So just a bit of background information, the subtitle of the book is, “From Fat Kid to Euro Pro,” and it covers in impressive detail Gaimon’s cycling life from a youth. He finds cycling a positive influence on his life in high school, it helps him to loose weight and feel better. In college at the University of Florida he joins the collegiate team and does well. He finishes his degree in English but continues to race nearly full time as well eventually working his way through the domestic ranks to become a professional. It’s important to note that Phil has no cyclists in his family, his love of cycling came out of nowhere.
The domestic American cycling scene is something that gets very little attention. There are handful of racers in the United States making good money racing bikes, and a a whole lot of people racing bikes in near poverty. There is no minimum wage and many racers may be on a professional team and making a token salary as Gaimon did for his first few years racing. Through punishing amounts of perseverance and hard work Gaimon works his way through domestic pro contracts and eventually scores a spot on the Garmin professional team and chance to race in Europe.
There are a number of villians which pop up in Phil’s book, chief among them are dopers, the domestic and Euros. Racers like Francisco Mancebo, who was an rising star in Europe but was pulled from the Tour de France after being implicated in doping, though he was never banned. It’s said he had 20 blood bags on ice, more then any other rider implicated in Operation Puerto. Nothing was proven, but he was toxic for the big teams, he eventually found his way to America via Rock Racing, a clearing house of former unrepentant dopers. rider who once came in 4th in the Tour de France was dominating American stage racing.
The book is written in chapters that are broken up with a subheadings which make for a rapid read. Each story, or point has it’s own subheading and I found myself wanting continue reading to follow Phil’s next adventure. Phil was an English major and show’s considerable talent as a writer, is an excellent writer, witty, funny, and informative.
In many ways Phil’s book is the Anti-cycling biography. On the first page he dedicates it to Tyler Hamilton’s lost twin and Lance Armstrong’s missing testicle. He slams riders like Hamilton for doping then writing tell all books about it to cash in a second time. This feels a bit off putting to me, yes Gaimon didn’t dope so he’s in a reasonable position to pass judgement on those who did, yet I think telling the truth as many former dopers have done has changed the sport and should be welcomed. Some former dopers like those on his Garmin team are offered a pass, he writes about this possible hypocrisy which I appreciated.
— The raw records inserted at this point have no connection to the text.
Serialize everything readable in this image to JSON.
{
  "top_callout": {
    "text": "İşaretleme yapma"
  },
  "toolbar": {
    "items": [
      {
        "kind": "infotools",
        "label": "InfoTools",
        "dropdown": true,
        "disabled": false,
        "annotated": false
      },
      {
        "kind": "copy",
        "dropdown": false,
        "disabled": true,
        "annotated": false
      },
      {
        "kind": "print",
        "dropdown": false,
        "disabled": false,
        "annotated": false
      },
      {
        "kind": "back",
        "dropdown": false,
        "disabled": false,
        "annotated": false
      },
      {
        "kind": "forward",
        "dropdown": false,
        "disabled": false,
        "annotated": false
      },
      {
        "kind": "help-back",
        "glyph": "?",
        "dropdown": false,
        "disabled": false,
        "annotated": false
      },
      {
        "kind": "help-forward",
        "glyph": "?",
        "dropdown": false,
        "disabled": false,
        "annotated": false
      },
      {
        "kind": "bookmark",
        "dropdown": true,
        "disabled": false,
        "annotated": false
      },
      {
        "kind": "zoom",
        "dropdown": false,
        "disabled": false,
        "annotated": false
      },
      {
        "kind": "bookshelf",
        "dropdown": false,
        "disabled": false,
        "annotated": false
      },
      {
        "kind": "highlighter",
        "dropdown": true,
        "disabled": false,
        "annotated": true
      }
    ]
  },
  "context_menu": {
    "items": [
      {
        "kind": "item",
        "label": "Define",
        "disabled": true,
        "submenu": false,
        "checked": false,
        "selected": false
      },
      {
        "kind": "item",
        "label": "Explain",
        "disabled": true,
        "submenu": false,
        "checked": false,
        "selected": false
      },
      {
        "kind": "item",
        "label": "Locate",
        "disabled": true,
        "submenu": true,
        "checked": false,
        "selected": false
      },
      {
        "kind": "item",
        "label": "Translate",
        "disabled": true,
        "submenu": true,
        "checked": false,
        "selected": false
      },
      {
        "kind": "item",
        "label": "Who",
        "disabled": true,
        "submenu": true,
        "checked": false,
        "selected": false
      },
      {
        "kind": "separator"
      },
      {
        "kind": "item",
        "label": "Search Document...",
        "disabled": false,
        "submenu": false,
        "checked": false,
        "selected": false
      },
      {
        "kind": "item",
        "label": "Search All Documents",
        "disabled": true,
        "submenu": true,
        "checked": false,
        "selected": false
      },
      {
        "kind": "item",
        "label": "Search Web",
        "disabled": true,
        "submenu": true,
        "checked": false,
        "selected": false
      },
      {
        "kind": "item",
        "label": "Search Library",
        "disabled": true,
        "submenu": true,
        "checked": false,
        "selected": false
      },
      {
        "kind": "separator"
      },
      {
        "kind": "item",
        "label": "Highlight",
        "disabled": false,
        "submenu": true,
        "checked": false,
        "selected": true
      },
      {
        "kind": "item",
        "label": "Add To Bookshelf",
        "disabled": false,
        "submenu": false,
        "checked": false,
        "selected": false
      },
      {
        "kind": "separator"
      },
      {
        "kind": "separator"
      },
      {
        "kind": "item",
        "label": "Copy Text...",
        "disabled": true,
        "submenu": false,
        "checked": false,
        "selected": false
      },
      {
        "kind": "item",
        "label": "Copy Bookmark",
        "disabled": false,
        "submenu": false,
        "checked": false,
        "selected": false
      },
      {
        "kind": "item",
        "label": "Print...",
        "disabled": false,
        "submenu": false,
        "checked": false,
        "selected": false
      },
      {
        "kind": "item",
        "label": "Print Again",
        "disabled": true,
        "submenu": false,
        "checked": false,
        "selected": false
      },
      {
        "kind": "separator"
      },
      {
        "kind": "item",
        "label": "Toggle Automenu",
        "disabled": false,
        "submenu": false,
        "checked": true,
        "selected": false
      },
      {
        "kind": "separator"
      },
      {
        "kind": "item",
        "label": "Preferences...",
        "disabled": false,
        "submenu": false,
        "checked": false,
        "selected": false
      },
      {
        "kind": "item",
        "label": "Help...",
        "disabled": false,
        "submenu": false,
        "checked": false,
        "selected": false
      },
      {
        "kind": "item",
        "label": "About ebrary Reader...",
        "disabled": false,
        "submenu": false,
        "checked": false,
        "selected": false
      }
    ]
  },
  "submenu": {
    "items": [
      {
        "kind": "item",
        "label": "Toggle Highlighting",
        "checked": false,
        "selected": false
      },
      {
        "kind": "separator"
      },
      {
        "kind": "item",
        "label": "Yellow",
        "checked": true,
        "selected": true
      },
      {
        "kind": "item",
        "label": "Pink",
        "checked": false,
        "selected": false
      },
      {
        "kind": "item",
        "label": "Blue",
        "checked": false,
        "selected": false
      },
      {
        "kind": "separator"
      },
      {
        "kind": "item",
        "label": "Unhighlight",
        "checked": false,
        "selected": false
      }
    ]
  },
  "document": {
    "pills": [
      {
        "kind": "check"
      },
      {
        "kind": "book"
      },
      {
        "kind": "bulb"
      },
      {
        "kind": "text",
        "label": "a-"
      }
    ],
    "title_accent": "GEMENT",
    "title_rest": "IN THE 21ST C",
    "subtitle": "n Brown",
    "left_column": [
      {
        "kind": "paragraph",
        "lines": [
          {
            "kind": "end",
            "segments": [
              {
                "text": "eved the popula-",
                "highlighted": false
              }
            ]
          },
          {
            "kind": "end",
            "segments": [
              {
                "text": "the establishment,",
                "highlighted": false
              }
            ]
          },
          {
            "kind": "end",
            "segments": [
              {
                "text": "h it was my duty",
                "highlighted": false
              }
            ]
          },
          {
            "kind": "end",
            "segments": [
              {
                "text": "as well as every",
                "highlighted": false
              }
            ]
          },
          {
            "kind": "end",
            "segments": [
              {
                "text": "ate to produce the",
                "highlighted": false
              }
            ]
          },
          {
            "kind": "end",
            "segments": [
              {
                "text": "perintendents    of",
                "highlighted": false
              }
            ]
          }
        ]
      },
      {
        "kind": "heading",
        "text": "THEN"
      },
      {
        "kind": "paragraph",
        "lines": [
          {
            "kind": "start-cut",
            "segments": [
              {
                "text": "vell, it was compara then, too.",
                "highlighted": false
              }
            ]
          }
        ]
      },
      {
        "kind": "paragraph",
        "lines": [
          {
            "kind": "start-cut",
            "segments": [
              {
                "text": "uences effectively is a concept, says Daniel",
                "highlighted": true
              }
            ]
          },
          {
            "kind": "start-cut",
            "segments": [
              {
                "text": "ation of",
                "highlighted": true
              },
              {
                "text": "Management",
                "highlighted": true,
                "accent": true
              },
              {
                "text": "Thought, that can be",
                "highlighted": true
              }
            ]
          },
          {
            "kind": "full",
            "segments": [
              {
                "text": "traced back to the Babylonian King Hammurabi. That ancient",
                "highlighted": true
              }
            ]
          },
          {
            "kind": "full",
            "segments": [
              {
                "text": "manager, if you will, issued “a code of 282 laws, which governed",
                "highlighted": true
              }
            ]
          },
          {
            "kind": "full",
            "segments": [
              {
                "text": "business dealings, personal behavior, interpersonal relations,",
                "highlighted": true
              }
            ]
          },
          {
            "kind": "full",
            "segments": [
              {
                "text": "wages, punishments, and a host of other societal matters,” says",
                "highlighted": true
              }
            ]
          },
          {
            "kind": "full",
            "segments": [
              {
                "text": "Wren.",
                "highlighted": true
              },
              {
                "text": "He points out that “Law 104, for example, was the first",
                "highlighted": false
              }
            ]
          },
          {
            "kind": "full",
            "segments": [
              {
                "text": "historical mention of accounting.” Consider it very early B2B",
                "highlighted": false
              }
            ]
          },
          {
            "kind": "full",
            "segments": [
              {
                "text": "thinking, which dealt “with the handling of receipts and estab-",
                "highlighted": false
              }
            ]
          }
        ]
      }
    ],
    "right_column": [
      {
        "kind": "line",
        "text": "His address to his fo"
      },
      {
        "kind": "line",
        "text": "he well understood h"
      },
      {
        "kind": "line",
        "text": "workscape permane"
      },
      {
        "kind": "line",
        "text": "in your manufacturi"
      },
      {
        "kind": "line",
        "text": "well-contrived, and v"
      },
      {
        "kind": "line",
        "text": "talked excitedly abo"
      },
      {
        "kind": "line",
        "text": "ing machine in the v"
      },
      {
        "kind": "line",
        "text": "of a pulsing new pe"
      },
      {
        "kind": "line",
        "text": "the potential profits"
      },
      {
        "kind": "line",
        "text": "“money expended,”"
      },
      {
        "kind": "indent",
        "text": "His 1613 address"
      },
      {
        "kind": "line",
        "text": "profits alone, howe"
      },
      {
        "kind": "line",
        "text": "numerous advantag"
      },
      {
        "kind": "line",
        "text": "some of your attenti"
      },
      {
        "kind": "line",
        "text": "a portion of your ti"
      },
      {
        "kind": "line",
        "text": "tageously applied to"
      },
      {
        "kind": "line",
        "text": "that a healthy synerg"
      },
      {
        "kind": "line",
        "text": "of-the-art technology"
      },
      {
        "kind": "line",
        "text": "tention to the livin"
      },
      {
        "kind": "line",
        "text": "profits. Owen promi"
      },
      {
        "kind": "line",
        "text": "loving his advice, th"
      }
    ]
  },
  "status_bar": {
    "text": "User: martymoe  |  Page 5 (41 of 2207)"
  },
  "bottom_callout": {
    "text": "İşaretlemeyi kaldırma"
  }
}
I’ve said in the past that what I’m really looking for in cycling books is behind the scenes details, I can read race reports and publicity reports online, what I’m looking for is the juicy stuff. Gaimon doesn’t disapoint. In fact there were several times where I had to reread a section just to make sure I wasn’t dreaming. There are is so much backroom, back of the bus, back of the race, information here that I couldn’t believe it was published.
Gaimon’s book won’t be for everyone, and especially those that are put off by his colorful language. For example, one passage I highlighted goes, “I heard she was so doped up she had a beard on her penis.” This refers to being a few seconds slower then the woman’s record held by Genevieve Jeansn on the Mount Washing hill climb Profanity is sprinkled about liberally, and while it doesn’t bother me, I don’t feel like it really adds much to the conversation. Throwing in the occasional F-bomb to emphasize a point, or as a matter of reporting events is effective, using it too often just feels a bit juvenile to me, but what do I know? I’m no English major.
Ultimately “Pro Cycling on Ten Dollars a Day” is an astounding success. Gaimon’s thesis is ultimately proven time and time again. Those willing to continue through the hard times and deal with inherent unfairness of pro cycling will find success in the most beautiful sport.